Collect every line in the records below that contains the word "Expert".

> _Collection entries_
-----
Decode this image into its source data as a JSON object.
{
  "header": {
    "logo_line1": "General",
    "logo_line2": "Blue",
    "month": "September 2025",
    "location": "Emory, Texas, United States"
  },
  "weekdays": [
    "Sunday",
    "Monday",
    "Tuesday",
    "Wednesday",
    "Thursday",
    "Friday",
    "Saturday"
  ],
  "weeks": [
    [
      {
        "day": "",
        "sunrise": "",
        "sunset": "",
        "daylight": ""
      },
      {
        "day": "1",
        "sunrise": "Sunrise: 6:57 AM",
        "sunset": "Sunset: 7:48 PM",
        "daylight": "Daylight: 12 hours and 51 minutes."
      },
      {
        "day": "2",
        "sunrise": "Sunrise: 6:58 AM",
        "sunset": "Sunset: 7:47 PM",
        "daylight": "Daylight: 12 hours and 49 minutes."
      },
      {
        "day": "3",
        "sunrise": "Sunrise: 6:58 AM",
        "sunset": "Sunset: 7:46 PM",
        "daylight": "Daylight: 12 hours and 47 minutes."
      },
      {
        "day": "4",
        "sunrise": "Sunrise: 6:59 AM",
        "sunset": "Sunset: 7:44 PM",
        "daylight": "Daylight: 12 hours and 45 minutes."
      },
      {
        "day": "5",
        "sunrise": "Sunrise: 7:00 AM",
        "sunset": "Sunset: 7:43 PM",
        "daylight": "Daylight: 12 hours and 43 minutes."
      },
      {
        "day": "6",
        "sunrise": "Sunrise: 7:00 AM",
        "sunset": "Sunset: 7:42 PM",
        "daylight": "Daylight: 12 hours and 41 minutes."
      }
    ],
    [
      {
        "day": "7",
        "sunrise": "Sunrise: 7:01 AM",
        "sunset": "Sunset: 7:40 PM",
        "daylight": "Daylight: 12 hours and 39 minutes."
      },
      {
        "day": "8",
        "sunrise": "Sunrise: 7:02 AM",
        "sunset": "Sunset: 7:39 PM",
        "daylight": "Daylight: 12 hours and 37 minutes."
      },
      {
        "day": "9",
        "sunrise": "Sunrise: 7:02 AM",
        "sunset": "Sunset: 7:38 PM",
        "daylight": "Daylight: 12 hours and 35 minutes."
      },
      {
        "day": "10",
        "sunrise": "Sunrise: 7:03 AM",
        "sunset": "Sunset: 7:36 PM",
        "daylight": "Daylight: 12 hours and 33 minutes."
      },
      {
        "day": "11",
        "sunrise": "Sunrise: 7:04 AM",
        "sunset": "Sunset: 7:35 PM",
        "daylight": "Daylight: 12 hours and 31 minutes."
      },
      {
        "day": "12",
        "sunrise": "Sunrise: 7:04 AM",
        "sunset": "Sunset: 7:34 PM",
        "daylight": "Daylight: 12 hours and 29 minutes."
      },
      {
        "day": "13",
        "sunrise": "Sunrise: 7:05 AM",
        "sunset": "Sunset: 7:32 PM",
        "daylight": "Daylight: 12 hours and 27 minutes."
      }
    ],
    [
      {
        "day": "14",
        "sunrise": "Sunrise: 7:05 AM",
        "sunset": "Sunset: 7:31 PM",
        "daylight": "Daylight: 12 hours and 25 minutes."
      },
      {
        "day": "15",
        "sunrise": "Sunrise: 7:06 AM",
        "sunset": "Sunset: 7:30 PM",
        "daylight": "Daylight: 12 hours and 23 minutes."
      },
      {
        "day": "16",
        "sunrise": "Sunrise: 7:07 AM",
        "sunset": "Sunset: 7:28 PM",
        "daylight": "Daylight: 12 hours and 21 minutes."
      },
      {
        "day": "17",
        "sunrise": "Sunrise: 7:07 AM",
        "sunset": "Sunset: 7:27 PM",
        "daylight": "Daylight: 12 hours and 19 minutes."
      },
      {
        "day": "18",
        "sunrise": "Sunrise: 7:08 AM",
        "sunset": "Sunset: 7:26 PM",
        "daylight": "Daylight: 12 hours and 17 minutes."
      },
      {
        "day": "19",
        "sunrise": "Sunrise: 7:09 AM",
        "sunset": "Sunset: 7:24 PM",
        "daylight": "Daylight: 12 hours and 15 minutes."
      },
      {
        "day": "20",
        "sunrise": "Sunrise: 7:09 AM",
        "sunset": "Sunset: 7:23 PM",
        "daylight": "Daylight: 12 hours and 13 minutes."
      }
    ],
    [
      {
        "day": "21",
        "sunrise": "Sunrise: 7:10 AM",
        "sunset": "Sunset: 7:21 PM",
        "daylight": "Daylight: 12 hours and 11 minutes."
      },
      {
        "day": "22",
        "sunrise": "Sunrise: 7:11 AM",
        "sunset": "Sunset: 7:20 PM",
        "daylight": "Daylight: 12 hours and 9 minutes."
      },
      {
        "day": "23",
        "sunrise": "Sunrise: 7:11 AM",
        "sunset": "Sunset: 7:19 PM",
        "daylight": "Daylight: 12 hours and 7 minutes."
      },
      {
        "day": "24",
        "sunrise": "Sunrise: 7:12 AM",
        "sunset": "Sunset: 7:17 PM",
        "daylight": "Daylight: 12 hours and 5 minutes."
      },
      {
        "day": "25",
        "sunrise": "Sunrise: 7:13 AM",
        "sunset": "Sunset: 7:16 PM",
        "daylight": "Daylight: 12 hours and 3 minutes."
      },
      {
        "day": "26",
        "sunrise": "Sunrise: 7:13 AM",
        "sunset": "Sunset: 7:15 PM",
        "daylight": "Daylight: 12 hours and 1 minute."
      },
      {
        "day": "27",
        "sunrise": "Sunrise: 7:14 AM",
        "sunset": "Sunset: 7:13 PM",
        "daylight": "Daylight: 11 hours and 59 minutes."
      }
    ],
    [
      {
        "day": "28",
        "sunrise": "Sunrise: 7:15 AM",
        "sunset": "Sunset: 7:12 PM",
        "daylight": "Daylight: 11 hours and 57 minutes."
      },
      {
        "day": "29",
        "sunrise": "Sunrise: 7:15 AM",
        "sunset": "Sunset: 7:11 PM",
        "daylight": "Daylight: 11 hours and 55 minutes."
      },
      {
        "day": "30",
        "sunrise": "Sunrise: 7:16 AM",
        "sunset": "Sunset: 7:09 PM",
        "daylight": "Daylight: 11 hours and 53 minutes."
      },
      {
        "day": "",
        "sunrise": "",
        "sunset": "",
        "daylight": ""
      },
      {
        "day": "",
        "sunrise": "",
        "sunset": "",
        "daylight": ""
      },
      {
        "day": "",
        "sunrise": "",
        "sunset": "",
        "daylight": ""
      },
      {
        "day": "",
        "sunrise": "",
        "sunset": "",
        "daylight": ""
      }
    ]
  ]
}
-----
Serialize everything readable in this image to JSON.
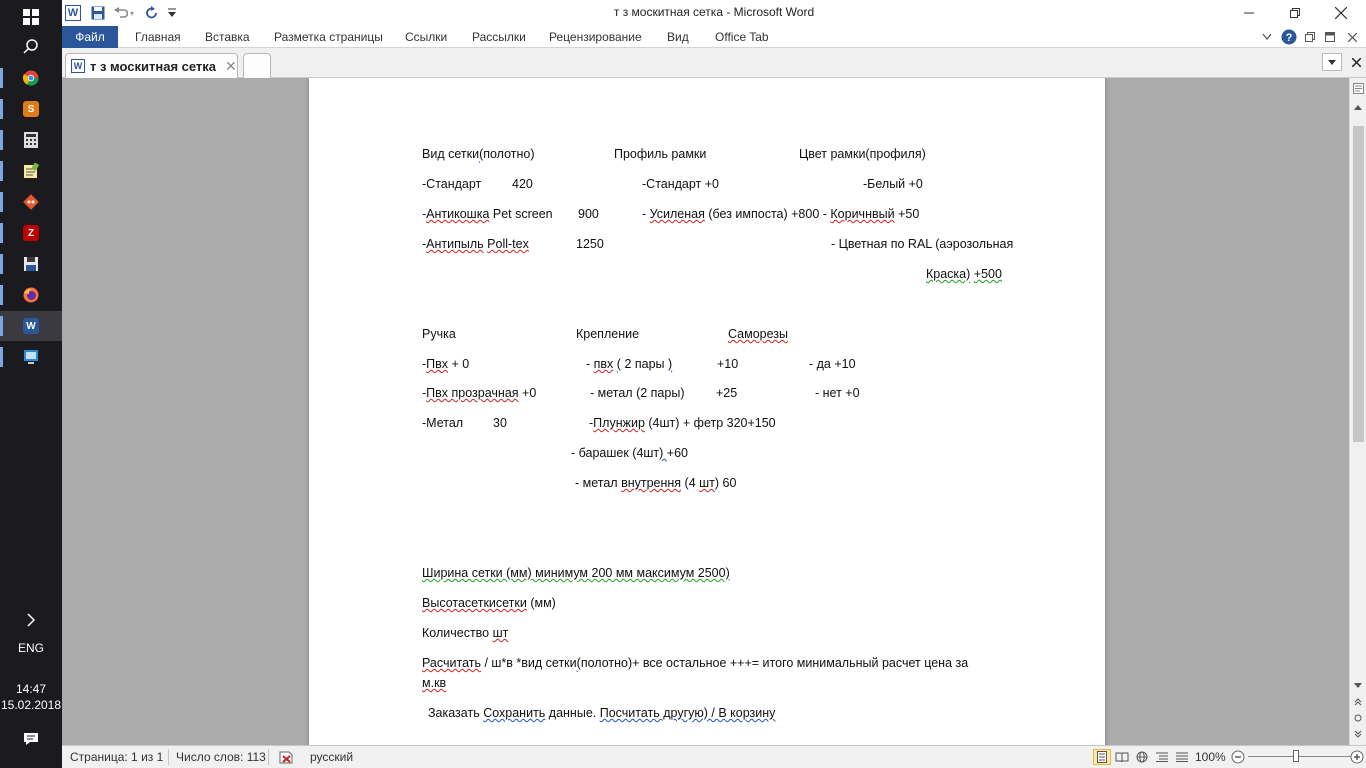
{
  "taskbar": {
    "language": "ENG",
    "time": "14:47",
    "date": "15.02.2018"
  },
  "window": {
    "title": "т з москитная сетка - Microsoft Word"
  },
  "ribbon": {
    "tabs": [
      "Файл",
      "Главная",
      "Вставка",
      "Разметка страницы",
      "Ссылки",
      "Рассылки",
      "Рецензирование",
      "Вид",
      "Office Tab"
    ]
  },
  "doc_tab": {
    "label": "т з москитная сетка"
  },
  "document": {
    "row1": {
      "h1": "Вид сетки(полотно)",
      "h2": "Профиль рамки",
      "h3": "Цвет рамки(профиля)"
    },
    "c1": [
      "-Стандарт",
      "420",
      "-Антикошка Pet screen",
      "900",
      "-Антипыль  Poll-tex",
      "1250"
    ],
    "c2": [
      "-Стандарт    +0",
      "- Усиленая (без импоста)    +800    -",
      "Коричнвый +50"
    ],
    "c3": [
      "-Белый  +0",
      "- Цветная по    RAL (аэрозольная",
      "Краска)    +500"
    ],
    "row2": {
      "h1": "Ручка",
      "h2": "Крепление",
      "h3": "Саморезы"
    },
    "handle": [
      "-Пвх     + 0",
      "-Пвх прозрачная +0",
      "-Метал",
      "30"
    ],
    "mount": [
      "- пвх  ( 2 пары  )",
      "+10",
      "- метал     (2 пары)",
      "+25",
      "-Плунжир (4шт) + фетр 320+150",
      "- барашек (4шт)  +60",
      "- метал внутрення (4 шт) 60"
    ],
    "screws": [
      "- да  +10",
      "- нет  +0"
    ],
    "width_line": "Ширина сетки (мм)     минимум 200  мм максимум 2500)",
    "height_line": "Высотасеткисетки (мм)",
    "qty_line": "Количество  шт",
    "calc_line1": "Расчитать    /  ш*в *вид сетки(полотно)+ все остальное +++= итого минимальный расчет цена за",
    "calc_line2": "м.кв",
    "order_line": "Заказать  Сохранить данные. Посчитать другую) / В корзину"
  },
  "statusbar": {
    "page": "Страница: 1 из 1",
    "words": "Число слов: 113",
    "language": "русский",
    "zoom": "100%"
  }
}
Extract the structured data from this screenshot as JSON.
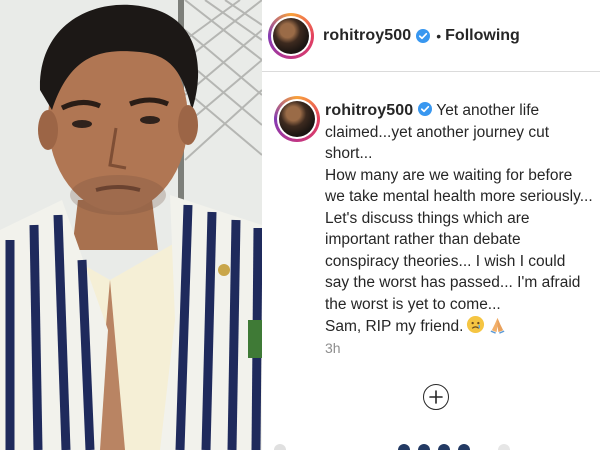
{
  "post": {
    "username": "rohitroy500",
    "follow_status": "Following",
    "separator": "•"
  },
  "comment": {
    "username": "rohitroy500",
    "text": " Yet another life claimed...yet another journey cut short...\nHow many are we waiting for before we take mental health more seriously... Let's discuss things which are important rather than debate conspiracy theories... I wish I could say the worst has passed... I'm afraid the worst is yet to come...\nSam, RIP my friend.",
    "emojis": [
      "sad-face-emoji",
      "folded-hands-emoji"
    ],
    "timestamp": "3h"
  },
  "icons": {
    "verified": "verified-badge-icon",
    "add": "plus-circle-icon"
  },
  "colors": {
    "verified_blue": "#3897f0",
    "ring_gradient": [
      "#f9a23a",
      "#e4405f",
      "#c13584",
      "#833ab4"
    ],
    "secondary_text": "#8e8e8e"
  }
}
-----
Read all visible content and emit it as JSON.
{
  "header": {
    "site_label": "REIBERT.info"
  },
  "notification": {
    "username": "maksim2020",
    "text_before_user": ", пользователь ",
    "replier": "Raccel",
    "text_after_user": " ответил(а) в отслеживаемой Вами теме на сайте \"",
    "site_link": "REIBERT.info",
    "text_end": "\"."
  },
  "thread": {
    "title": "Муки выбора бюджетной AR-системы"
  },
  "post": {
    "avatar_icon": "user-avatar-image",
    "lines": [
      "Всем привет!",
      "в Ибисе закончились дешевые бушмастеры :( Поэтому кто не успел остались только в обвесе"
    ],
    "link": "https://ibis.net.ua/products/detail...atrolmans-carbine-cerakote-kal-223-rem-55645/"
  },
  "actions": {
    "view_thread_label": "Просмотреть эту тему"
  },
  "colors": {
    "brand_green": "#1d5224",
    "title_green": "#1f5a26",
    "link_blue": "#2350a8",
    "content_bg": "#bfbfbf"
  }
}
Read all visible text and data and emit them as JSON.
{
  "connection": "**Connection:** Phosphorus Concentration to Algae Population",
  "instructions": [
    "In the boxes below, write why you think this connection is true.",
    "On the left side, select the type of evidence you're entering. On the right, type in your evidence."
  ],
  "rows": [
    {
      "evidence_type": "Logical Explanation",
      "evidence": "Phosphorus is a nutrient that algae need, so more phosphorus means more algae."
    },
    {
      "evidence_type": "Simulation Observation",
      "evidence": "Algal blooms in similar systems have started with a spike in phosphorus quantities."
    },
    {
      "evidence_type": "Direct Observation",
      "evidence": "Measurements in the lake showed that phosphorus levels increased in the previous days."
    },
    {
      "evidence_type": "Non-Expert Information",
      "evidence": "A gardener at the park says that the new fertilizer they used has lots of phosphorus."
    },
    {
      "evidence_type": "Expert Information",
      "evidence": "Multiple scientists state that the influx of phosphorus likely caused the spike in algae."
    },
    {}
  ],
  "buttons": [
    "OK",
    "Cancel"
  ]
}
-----
> _Response area_
      "evidence_type": "Non-Expert Information",
      "evidence_type": "Expert Information",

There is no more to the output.